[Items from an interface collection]

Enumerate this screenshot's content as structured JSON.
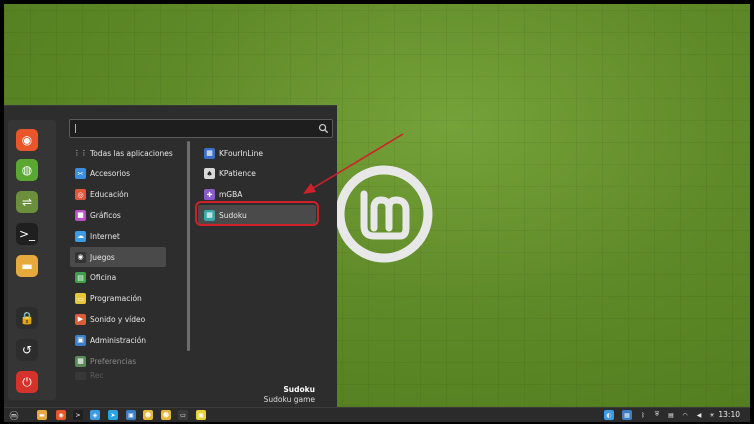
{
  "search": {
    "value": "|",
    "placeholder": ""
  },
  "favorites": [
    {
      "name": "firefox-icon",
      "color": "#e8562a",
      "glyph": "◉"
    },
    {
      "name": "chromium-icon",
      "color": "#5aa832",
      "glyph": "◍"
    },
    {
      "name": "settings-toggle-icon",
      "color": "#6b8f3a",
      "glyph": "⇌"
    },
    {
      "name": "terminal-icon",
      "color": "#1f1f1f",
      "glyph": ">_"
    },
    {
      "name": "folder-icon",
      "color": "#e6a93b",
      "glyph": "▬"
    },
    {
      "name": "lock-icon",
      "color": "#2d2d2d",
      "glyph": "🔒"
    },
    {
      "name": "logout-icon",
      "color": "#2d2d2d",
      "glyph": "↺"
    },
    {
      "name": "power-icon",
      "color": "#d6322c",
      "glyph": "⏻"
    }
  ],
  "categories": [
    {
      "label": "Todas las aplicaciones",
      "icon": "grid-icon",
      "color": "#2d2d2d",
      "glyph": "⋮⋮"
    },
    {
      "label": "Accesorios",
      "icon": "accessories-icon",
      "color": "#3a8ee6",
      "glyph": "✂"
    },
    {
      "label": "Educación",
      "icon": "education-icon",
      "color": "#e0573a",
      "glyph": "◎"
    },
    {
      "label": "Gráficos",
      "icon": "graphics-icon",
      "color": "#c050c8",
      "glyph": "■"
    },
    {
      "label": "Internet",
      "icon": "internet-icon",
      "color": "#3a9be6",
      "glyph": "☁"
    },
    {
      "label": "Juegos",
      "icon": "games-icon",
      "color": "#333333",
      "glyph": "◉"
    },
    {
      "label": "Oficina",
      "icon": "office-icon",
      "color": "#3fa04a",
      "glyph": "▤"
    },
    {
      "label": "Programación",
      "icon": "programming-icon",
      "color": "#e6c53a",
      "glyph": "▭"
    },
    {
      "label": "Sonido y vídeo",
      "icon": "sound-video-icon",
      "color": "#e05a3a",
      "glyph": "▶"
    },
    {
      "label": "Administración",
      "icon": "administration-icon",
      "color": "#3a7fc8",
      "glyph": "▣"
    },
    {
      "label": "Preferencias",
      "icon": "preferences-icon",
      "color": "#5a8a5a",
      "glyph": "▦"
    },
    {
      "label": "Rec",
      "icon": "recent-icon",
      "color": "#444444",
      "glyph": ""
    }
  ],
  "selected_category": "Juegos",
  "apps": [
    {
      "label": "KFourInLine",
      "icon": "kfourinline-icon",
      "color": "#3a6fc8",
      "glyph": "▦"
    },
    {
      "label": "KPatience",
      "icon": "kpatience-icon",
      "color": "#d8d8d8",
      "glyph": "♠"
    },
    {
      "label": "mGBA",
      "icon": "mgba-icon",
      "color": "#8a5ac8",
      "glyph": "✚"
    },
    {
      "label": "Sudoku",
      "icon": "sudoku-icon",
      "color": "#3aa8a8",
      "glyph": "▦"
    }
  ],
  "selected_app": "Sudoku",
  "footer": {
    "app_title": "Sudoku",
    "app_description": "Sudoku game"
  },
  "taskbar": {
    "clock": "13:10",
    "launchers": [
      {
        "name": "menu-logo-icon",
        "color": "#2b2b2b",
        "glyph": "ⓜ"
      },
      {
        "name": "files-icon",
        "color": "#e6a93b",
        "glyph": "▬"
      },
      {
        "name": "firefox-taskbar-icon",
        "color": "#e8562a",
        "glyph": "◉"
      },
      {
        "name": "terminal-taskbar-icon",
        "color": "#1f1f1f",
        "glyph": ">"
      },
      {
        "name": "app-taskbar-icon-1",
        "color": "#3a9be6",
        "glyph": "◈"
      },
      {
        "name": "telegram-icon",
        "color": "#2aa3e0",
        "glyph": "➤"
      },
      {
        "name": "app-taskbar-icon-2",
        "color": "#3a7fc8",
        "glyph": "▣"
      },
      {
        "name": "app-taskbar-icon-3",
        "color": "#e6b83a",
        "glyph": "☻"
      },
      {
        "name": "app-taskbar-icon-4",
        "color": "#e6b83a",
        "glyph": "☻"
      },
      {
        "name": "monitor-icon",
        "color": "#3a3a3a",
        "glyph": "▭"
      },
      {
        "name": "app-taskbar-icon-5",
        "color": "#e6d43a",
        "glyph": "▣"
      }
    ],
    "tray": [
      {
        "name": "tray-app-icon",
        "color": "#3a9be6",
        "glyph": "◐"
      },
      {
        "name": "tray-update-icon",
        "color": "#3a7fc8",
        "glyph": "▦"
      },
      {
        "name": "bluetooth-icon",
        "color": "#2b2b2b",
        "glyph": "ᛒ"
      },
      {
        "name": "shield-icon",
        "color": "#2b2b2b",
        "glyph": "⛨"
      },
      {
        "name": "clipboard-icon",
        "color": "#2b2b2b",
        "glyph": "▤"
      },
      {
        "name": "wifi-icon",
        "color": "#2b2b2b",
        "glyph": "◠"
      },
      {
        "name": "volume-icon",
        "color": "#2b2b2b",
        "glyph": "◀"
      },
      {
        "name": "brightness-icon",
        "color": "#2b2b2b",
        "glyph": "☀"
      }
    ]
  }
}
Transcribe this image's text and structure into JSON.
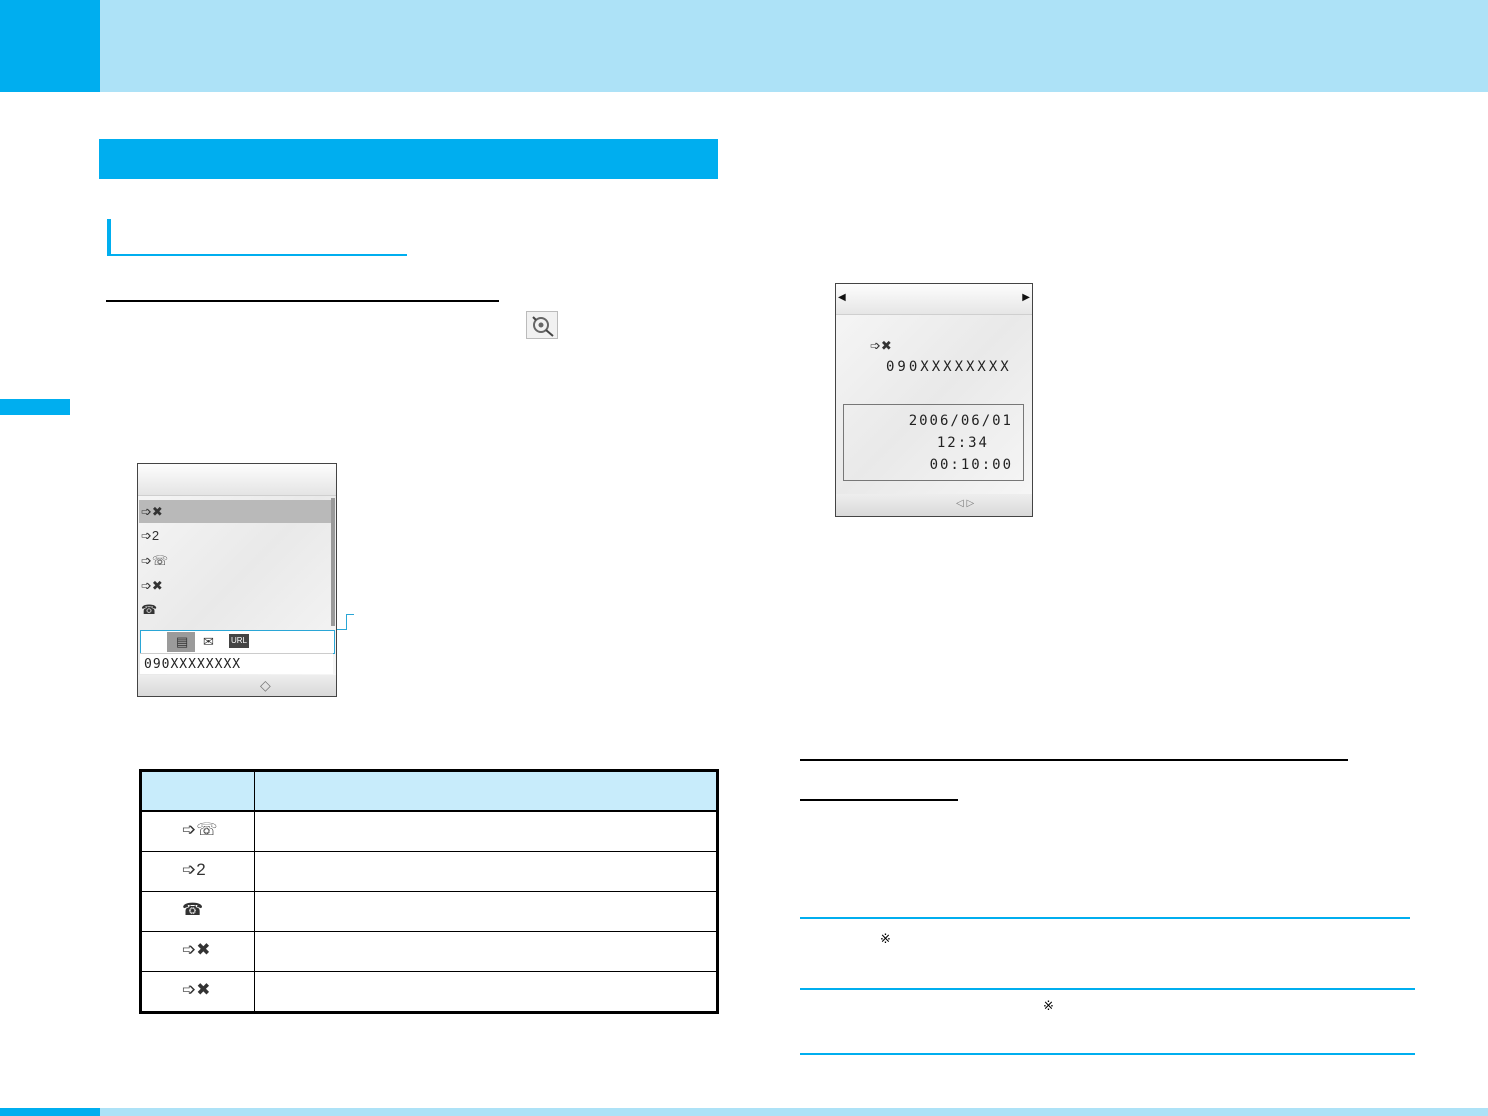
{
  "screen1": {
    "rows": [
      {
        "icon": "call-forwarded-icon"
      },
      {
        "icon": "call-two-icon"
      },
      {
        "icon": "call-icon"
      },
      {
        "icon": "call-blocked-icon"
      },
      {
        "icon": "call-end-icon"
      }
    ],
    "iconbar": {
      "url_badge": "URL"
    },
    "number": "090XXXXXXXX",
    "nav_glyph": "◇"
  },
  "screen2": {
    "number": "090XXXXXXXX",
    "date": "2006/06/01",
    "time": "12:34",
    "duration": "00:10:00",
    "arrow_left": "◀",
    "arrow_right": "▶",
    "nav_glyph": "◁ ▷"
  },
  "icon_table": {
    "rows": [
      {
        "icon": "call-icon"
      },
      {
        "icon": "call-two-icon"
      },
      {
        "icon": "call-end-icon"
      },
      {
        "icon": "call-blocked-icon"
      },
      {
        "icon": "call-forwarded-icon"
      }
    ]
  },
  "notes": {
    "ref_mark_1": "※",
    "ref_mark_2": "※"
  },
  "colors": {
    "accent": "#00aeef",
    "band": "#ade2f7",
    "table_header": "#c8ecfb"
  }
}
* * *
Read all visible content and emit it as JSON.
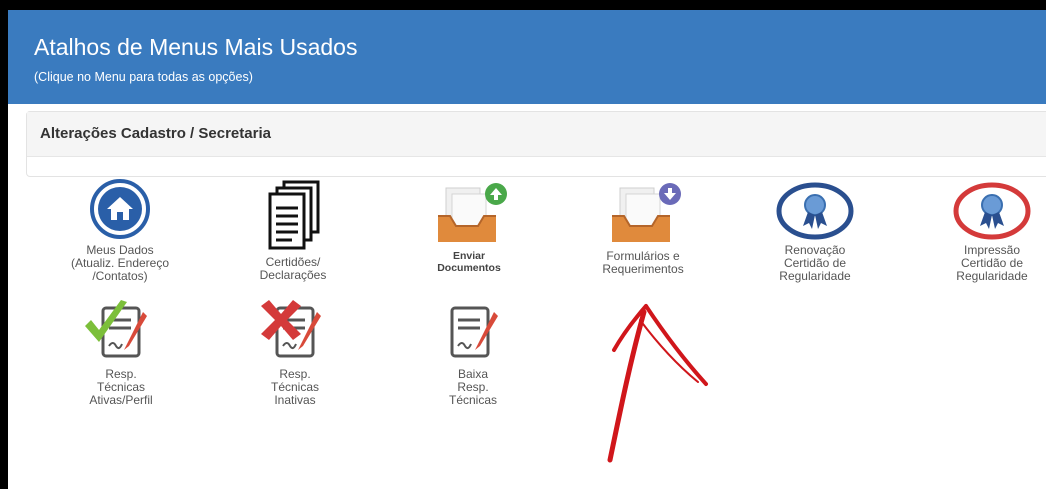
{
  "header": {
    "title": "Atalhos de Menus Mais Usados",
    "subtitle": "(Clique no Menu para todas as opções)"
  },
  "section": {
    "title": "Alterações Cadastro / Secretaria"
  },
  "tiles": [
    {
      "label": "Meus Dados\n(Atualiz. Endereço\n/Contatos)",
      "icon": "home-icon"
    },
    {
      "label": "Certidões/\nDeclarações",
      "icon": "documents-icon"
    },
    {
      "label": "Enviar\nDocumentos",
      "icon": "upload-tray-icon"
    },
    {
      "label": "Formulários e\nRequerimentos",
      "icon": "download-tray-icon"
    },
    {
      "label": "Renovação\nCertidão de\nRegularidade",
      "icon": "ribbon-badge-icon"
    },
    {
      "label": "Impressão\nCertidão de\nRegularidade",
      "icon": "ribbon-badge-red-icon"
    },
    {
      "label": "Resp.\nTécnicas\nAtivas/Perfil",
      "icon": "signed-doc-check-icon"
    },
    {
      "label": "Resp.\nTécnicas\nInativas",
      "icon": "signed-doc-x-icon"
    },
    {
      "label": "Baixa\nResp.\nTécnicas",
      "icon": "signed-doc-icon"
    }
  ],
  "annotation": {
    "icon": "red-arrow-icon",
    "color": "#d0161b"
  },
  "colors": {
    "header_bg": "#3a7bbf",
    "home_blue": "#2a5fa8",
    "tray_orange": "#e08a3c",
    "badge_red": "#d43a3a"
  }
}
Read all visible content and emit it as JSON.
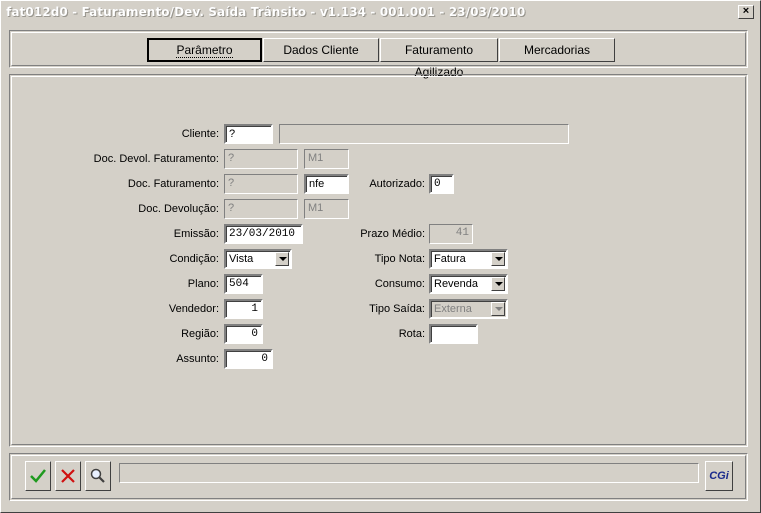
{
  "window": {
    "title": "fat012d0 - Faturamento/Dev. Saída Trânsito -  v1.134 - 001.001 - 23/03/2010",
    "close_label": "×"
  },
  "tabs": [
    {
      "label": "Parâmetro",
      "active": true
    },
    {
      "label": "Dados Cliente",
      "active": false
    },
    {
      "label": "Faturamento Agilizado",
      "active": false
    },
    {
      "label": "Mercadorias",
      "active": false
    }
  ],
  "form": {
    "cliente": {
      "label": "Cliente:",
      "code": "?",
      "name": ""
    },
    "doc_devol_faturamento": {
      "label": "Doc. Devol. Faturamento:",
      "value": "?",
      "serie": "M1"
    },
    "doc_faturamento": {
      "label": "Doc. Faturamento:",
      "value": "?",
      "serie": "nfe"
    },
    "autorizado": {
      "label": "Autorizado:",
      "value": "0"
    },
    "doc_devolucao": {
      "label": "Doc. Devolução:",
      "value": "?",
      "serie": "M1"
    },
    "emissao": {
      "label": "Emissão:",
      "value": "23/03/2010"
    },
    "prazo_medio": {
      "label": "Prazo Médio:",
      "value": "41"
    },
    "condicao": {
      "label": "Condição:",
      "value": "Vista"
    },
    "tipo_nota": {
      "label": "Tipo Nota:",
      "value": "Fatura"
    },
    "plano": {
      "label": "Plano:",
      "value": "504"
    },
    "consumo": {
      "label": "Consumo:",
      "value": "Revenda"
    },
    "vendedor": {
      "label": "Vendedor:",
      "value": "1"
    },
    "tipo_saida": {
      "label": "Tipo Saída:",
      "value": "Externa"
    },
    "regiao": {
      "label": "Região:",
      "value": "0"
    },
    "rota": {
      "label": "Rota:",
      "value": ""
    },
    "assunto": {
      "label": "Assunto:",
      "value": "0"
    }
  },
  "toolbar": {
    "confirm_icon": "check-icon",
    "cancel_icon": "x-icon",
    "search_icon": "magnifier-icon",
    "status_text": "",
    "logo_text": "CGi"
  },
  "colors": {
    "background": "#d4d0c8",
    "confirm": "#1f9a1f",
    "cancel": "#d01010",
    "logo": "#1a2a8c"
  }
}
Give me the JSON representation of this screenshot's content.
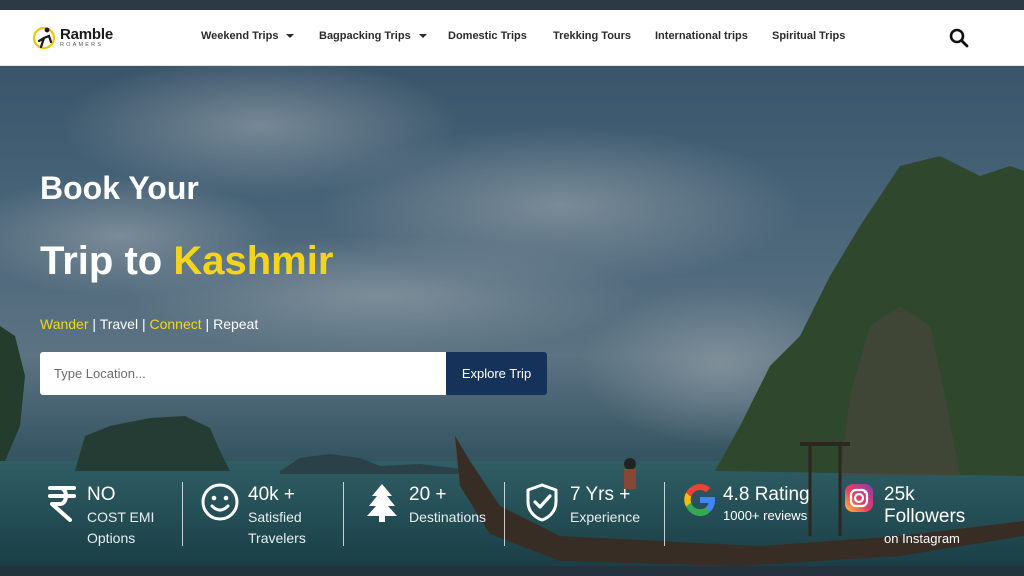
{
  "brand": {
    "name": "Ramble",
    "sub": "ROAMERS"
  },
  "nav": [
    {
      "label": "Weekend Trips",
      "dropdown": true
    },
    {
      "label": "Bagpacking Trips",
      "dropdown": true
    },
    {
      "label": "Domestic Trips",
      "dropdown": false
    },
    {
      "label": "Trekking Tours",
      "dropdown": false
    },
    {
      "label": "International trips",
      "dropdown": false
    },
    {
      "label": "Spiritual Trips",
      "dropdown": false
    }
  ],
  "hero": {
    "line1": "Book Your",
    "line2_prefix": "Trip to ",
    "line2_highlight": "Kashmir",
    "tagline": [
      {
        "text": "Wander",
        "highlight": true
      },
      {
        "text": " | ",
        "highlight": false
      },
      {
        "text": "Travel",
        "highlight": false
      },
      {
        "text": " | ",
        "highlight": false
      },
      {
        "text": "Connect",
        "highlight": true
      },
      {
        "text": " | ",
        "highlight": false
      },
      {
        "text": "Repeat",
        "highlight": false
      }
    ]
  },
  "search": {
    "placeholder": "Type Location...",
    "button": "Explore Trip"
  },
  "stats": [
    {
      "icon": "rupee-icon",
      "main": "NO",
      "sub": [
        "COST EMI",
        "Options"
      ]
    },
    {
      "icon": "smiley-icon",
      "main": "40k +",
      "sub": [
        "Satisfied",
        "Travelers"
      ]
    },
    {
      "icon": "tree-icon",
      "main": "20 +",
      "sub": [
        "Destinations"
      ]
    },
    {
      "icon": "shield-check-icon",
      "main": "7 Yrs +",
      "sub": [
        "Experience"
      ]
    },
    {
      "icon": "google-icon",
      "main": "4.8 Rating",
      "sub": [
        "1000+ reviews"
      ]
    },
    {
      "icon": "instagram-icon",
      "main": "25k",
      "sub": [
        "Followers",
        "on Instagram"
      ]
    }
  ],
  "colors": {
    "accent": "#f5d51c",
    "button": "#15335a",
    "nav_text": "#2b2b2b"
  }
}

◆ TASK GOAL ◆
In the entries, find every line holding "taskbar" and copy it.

◆ EXERCISE ANSWER ◆
  "taskbar": {
        "name": "firefox-taskbar-icon",
        "name": "terminal-taskbar-icon",
        "name": "app-taskbar-icon-1",
        "name": "app-taskbar-icon-2",
        "name": "app-taskbar-icon-3",
        "name": "app-taskbar-icon-4",
        "name": "app-taskbar-icon-5",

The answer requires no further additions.